(Dataset rows for apps and sites)
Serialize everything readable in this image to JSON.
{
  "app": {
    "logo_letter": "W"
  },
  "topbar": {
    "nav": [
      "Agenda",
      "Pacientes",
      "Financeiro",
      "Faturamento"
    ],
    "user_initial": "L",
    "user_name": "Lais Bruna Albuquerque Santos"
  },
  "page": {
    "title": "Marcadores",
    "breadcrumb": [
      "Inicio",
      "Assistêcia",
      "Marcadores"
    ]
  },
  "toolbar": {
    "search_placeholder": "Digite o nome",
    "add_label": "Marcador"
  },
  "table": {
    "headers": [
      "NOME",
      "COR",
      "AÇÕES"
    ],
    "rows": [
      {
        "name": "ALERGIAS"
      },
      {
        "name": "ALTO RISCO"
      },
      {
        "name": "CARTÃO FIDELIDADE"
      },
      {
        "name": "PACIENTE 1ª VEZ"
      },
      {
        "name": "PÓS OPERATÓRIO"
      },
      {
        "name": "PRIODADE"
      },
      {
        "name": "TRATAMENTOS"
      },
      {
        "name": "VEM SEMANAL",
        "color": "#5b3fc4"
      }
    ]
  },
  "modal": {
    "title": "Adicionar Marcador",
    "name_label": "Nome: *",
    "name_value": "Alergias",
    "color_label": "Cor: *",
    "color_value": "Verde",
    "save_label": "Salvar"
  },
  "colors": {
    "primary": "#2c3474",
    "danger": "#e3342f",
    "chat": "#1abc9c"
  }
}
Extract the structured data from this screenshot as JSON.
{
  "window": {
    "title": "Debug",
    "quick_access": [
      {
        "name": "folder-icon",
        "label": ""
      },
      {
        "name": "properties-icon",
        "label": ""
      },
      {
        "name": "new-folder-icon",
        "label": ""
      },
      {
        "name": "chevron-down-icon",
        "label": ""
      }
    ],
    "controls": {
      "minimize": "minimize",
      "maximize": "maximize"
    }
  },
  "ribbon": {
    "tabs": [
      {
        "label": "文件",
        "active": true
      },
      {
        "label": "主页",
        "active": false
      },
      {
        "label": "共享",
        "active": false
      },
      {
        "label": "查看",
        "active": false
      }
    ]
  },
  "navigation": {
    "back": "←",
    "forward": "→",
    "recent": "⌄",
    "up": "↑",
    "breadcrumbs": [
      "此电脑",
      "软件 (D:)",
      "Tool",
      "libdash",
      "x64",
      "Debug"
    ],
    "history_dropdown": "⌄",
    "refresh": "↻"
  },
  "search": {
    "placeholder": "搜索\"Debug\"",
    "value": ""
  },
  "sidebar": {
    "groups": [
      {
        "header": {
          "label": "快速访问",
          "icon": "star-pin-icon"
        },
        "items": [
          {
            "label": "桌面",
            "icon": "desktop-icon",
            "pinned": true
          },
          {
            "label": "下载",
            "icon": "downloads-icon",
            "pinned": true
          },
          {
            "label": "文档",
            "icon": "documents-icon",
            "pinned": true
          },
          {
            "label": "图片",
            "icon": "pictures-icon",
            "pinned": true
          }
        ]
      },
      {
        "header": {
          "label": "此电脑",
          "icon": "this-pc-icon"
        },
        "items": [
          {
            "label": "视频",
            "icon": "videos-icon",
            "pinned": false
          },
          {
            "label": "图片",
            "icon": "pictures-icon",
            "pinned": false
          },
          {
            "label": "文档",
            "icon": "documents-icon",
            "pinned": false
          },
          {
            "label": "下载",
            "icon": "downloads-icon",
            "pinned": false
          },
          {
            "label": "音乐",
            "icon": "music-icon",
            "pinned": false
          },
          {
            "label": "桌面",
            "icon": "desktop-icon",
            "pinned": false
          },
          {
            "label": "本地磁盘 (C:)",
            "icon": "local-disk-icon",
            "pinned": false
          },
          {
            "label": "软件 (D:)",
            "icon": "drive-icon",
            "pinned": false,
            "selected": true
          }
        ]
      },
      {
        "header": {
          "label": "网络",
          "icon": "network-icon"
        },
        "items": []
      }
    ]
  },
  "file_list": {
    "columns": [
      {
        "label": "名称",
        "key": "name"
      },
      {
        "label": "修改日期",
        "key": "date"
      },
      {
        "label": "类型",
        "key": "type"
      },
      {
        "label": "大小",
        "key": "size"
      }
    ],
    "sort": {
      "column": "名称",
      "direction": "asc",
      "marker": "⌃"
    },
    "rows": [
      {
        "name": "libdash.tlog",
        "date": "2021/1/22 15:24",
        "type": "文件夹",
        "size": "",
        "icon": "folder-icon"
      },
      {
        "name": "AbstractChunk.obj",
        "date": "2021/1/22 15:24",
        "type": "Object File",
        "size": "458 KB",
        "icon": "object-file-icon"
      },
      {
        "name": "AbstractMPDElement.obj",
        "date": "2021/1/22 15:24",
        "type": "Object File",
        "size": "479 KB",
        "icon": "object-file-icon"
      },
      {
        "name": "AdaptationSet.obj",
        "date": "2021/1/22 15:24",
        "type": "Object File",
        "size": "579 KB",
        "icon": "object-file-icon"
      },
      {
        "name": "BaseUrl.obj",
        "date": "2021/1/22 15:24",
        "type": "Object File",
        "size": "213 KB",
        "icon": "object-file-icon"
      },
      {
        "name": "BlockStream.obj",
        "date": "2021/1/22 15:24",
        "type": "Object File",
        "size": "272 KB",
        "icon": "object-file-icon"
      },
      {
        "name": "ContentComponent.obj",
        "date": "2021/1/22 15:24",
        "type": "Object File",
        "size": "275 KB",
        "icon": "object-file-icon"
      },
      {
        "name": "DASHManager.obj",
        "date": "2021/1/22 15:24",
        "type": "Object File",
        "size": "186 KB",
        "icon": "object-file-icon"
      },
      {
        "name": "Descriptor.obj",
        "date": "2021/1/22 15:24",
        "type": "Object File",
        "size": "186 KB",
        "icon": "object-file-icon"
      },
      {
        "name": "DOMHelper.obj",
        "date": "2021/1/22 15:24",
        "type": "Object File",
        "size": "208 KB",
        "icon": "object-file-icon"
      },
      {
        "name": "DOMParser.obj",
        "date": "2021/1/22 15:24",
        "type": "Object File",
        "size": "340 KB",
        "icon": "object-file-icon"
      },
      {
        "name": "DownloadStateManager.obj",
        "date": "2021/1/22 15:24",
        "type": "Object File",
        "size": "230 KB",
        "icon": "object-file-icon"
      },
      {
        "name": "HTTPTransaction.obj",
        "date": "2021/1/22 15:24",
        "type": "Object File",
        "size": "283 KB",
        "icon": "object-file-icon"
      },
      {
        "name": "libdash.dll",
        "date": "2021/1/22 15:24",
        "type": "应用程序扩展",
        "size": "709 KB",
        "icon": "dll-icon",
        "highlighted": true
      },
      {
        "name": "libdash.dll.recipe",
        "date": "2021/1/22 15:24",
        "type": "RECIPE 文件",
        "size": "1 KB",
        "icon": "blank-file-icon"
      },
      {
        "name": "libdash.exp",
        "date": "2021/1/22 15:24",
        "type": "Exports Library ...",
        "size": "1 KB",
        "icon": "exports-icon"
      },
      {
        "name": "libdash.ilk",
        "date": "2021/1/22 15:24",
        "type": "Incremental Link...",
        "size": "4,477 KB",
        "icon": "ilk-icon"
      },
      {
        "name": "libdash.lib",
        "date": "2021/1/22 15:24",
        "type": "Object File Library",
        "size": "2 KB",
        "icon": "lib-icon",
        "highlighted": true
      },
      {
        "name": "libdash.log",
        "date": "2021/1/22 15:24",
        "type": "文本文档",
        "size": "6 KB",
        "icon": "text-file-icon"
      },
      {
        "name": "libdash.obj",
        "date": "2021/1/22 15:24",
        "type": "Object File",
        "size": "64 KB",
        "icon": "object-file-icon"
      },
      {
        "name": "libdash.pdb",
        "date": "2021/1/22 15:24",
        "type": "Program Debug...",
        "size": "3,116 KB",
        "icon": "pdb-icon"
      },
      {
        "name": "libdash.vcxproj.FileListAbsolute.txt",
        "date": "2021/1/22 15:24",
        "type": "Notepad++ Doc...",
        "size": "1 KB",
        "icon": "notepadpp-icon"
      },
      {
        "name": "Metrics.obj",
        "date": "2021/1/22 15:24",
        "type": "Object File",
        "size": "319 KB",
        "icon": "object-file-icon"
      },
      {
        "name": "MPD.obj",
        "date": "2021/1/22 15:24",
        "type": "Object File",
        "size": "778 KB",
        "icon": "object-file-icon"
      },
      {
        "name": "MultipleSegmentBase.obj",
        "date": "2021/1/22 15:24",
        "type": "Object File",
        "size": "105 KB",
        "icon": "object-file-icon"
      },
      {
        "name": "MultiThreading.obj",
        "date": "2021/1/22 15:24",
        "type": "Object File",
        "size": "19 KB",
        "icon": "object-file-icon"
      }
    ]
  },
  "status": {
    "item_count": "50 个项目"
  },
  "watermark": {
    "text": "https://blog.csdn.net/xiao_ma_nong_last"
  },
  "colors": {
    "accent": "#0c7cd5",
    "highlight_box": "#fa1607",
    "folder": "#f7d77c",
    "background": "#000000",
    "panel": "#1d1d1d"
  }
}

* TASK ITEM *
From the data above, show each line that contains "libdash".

* RESULT OF THIS TASK *
      "libdash",
        "name": "libdash.tlog",
        "name": "libdash.dll",
        "name": "libdash.dll.recipe",
        "name": "libdash.exp",
        "name": "libdash.ilk",
        "name": "libdash.lib",
        "name": "libdash.log",
        "name": "libdash.obj",
        "name": "libdash.pdb",
        "name": "libdash.vcxproj.FileListAbsolute.txt",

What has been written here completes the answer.